Today - Tongue-Wagging Shoes
A trend toward retro-styled, lower-cost sneakers arrived with the down economy over the last few years. Prices and sales of basketball shoes fell faster than a front-row Pistons fan. The average price per pair of basketball shoes was $53.98 for the 12 months ending Nov. 1, down from $56.20 last year and $60.04 the year before, according to NPD Group. Total U.S. sales are down 9.4 percent this year, and the number of shoes selling for more than $100 has dropped every year lately.

Nike, Reebok and Adidas hope that's changing. This fall, they've released enough sneakers endorsed by players to outfit a team, none priced below $99. Today, the top-selling basketball shoes in the country are the Carmelo 1.5 by Jordan (a Nike brand) at $119, and Nike's Air Zoom 2 LeBron at $125, named for last season's top rookies. (more)

Tommorow - Basketball legend works his 'Magic' with shoppers
Magic was in the air Sunday at two local Meijer stores.

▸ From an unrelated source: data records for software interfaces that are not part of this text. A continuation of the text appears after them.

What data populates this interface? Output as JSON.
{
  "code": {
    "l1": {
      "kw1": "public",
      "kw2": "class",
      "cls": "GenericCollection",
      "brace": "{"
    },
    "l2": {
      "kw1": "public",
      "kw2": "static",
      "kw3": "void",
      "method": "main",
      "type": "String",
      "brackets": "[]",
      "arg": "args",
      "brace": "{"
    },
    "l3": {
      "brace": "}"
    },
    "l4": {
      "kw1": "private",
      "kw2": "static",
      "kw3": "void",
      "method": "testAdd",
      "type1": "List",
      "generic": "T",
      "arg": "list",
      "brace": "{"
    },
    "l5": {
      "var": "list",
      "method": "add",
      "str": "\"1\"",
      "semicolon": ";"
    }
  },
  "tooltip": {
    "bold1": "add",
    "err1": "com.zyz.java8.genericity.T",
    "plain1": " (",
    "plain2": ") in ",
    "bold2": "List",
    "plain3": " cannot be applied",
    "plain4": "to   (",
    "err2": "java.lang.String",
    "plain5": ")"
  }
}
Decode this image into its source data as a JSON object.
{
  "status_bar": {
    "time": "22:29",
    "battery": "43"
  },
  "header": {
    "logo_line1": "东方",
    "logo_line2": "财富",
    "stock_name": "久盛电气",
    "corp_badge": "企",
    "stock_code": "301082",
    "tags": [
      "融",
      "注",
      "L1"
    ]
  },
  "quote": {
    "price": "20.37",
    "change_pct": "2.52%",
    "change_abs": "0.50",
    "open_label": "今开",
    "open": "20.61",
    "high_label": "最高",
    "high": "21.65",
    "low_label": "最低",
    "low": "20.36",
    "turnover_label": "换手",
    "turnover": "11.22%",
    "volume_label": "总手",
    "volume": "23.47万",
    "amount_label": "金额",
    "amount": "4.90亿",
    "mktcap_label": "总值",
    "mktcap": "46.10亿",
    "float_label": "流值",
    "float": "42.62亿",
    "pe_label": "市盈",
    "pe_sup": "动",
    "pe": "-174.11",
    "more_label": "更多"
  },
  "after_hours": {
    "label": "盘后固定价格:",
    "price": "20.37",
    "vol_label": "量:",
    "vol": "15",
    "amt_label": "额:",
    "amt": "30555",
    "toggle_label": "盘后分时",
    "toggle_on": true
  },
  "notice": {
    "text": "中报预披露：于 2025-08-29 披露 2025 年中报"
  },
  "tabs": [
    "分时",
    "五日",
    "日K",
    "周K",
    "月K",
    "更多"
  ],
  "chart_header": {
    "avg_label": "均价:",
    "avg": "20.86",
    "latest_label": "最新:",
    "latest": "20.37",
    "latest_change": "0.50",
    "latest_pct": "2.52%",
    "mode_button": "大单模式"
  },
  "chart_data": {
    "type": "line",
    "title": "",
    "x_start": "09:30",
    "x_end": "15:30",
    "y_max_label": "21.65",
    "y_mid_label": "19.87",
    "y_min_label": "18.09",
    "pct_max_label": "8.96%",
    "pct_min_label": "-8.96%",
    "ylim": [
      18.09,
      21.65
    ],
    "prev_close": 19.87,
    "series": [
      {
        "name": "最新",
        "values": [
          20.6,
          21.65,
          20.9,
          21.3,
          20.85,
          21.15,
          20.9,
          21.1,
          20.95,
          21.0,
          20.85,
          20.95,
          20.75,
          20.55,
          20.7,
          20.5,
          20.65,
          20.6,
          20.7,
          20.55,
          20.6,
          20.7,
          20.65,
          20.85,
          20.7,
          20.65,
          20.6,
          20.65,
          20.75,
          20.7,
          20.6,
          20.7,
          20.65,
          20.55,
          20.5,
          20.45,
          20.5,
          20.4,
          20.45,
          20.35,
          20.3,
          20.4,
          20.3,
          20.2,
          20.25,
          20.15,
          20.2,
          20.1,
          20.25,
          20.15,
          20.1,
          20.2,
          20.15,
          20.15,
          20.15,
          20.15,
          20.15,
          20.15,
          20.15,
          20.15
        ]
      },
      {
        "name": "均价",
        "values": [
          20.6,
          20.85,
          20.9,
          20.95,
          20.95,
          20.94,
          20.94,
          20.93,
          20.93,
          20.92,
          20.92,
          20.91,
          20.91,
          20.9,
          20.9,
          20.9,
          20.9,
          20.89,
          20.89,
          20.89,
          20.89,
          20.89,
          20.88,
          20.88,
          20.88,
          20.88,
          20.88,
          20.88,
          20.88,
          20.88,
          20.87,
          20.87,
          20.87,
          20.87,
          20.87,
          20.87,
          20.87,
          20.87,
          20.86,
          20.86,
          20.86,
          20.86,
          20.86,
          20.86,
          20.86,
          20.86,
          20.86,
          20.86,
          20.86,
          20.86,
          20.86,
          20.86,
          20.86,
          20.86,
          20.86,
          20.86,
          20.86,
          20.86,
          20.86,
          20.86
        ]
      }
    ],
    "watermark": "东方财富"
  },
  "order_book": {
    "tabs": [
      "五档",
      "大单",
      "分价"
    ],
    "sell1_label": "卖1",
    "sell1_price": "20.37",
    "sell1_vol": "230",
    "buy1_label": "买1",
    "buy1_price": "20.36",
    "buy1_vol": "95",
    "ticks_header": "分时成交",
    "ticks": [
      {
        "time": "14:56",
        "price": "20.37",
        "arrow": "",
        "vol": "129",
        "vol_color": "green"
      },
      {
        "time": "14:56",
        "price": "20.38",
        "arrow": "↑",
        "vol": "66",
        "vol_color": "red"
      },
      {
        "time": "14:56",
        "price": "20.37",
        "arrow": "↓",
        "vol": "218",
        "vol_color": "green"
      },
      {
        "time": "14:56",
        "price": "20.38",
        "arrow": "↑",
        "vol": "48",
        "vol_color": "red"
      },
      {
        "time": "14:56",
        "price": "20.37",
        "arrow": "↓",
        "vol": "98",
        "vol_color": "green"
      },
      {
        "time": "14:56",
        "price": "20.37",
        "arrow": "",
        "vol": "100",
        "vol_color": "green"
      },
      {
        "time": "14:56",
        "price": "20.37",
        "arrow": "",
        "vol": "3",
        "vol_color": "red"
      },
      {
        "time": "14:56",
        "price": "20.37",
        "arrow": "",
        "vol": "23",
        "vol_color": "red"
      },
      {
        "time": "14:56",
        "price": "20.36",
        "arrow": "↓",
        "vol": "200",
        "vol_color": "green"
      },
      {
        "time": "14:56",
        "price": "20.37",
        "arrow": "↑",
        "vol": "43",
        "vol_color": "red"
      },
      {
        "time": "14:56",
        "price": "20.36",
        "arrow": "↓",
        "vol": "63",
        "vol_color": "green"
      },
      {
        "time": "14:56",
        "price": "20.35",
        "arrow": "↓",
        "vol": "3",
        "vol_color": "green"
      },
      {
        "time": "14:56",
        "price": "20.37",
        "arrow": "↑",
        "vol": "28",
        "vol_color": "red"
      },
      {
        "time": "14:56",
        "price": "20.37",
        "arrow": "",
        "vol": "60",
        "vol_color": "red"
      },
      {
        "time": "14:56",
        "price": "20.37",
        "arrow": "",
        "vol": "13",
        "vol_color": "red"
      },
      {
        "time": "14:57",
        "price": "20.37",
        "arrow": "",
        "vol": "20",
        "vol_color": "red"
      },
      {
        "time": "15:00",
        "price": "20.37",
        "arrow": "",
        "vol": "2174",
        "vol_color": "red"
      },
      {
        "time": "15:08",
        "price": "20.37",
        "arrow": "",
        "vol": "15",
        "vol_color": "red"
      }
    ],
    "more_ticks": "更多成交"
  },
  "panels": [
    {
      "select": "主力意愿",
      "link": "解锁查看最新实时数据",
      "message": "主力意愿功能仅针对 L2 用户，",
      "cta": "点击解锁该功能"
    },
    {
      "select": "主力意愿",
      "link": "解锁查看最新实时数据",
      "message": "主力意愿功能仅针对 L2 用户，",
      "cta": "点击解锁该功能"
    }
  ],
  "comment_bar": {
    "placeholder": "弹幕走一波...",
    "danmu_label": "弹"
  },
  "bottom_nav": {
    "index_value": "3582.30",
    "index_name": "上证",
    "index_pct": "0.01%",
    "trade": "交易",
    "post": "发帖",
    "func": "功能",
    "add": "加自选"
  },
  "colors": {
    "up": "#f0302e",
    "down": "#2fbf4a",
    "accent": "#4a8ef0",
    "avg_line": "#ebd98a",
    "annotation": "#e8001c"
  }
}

About 750 admirers lined up in Cascade Township to meet basketball legend Earvin "Magic" Johnson, who was launching his "Magic32" brand of footwear and apparel. He also appeared at the Rockford Meijer.

The former Michigan State and Los Angeles Lakers star greeted admirers with his trademark smile as they lined up with "Magic32" merchandise to be autographed.

Most fans seemed pleased with the apparel, especially given the attempt by the company to keep it affordable. The sneakers are priced from $40 to $60 and are of a quality that, company representatives say, soon will inspire NBA players to wear them in games. (more)

No comments:

Post a Comment